TASK TO CARRY OUT: What is the number of lines below that contain the string "your"? Give it and nothing else.

***** DATA RECORDS

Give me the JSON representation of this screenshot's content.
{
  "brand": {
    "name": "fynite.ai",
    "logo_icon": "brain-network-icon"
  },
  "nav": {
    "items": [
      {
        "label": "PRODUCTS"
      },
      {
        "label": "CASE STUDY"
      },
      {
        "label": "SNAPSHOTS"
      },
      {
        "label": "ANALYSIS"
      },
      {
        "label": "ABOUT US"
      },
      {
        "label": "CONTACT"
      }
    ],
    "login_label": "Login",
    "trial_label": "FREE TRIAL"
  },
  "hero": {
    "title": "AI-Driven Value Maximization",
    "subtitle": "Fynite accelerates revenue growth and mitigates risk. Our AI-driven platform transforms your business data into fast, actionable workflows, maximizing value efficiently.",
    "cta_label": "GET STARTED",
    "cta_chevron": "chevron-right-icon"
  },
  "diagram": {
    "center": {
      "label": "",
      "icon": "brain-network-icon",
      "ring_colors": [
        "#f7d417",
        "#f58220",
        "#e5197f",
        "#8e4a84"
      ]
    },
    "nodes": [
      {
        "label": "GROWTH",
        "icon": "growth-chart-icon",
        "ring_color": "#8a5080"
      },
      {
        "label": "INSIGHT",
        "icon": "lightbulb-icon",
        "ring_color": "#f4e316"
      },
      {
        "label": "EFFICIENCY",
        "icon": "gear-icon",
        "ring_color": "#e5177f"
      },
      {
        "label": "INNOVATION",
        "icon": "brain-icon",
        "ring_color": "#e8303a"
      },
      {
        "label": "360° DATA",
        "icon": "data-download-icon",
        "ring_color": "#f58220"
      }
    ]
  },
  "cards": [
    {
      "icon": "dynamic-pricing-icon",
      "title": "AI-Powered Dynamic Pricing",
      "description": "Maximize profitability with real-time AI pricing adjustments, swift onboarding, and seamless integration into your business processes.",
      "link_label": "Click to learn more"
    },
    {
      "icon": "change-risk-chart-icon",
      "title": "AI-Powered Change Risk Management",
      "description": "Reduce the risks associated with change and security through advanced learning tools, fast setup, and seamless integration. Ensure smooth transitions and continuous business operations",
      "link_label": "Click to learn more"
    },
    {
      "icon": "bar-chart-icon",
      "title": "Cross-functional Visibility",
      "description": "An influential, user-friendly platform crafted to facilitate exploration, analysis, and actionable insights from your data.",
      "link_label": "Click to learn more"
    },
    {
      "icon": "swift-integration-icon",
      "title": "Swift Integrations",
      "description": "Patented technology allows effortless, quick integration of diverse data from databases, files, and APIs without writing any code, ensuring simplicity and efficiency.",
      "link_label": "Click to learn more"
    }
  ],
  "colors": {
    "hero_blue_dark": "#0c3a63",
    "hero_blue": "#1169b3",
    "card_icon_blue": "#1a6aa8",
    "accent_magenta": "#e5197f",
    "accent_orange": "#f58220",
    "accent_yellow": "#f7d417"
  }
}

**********

SOLUTION FOR THIS EXERCISE: 3